2012 Silverado Reverse Light Wiring Diagram Database

2012 Silverado Reverse Light Wiring Diagram Database.

Failing to take the correct precautions or to use the right tools can put you and your family in danger. Common dangers include electrocution and possible electrical fire.

2012 Silverado Reverse Light Wiring Diagram

2012 Silverado Reverse Light Wiring Diagram from www.etrailer.com
2012 Silverado Reverse Light Wiring Diagram from www.etrailer.com

MUST-KNOW TIPS FOR DO IT YOURSELF ELECTRICAL WIRING AND TRANSITIONING

1. Have the right tools handy

Just like any other DO IT YOURSELF job, you want to ensure you have the right tools to do the job. They might include a multimeter, a non-contact voltage metal detector (tests the warmth of wire without touching it) and a mixture sheath and wire male stripper. Being equipped with the right tools will help you be prepared for anything throughout the electrical switch electrical wiring process.

2. Understand your wires

Whenever connecting electrical cabling to a outlet, it’s important to not confuse your wires or force them in the wrong fatal. The white line is the fairly neutral wire and switches into the neutral fatal, which is noticeable by silver/light-colored screws. The black line, on the other hand, is the hot wire and goes into the hot terminal, the one opposite the neutral terminal. When there’s a ground wire, it will be a copper wire saved in place by a screw on the same side because the neutral terminal.

The actual variation between the cables will allow you to wire your home appropriately and avoid the high voltage of swapping the neutral and hot.

3. Three-inch rule

It’s always better to have too much wire than not enough. You can find wire extensions available if you conclusion up cutting them short, but the wiring will work better if it is intact.

As a rule of thumb, you’ll want to have cabling that is very long to extend 3 inches outside of the electrical container.

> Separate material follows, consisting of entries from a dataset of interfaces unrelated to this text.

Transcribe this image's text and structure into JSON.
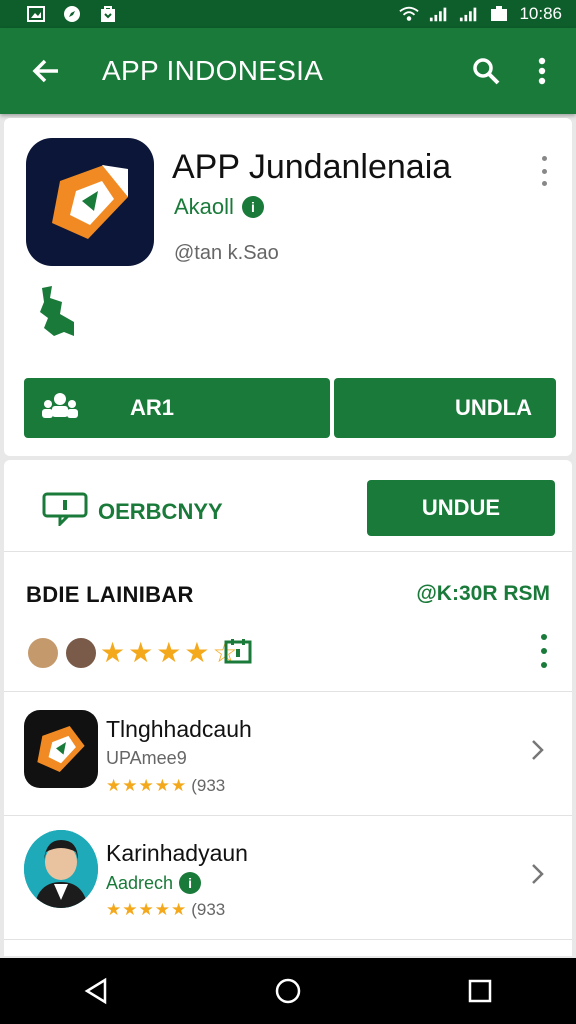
{
  "status_bar": {
    "time": "10:86"
  },
  "app_bar": {
    "title": "APP INDONESIA"
  },
  "app": {
    "name": "APP Jundanlenaia",
    "developer": "Akaoll",
    "developer_badge": "i",
    "subtitle": "@tan k.Sao",
    "primary_button": "AR1",
    "secondary_button": "UNDLA"
  },
  "action_row": {
    "comment_label": "OERBCNYY",
    "button": "UNDUE"
  },
  "section": {
    "title": "BDIE LAINIBAR",
    "right_label": "@K:30R RSM",
    "stars": [
      "★",
      "★",
      "★",
      "★",
      "☆"
    ]
  },
  "list": [
    {
      "name": "Tlnghhadcauh",
      "sub": "UPAmee9",
      "stars": "★★★★★",
      "count": "(933"
    },
    {
      "name": "Karinhadyaun",
      "sub": "Aadrech",
      "badge": "i",
      "stars": "★★★★★",
      "count": "(933"
    }
  ],
  "colors": {
    "primary": "#1a7a3a",
    "status_bar": "#0d5e2a",
    "star": "#f4a81c"
  }
}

4. Hide gaps in drywall with oversized plates

Any time you’re installing power switches, it’s fairly easy to reduce a hole in the drywall that is simply too big. Luckily, there are extra-large plates available at hardware stores that you can use to cover your switches.

They are typically in dimensions up to 3/4 inch wider and longer than regular switch plates. The majority of people won’t be able to tell the difference, unless they’re professional electricians or fellow DIYers.

5. High quality switches and shops are worth it

While it might be tempting to scrimp on some supplies as a DIYer, electrical switches and outlets aren’t one of them. They have a tendency to be only slightly more expensive, but in addition last extended. A good way to tell a quality switch or outlet is by the existence of a back-wire feature.

6. Test the voltage

Be sure to test the voltage of wires and brake lines before touching them. Testing electric parts with tools like a line sniffer or a multimeter will tell you if they are safe to the touch or if an electrical current is flowing through them. Electrical work can be a dangerous job, particularly when you’re unsure about what you’re doing. Always test before touching.

7. Do proper research

In today’s age of the internet, you can learn how to do almost anything online. For that reason, there’s no justification to refrain from giving your home work before installing electric wiring and transitioning in your home.

Searching for tutorials about how to wire a mild change is a great way to learn more about how precisely to do it. On YouTube there are numerous tutorials on DIY Power Wiring, from electricians and home development pros available that literally explain to you how it’s done.

8. Get an education and learning

As great as internet learning is, it does have its limitations, and it’s no replace for a industry school program. Understanding how to do electrical work in an educational setting is the best way to ensure you know very well what youre doing in home DIY electrical wiring.

Leave a Comment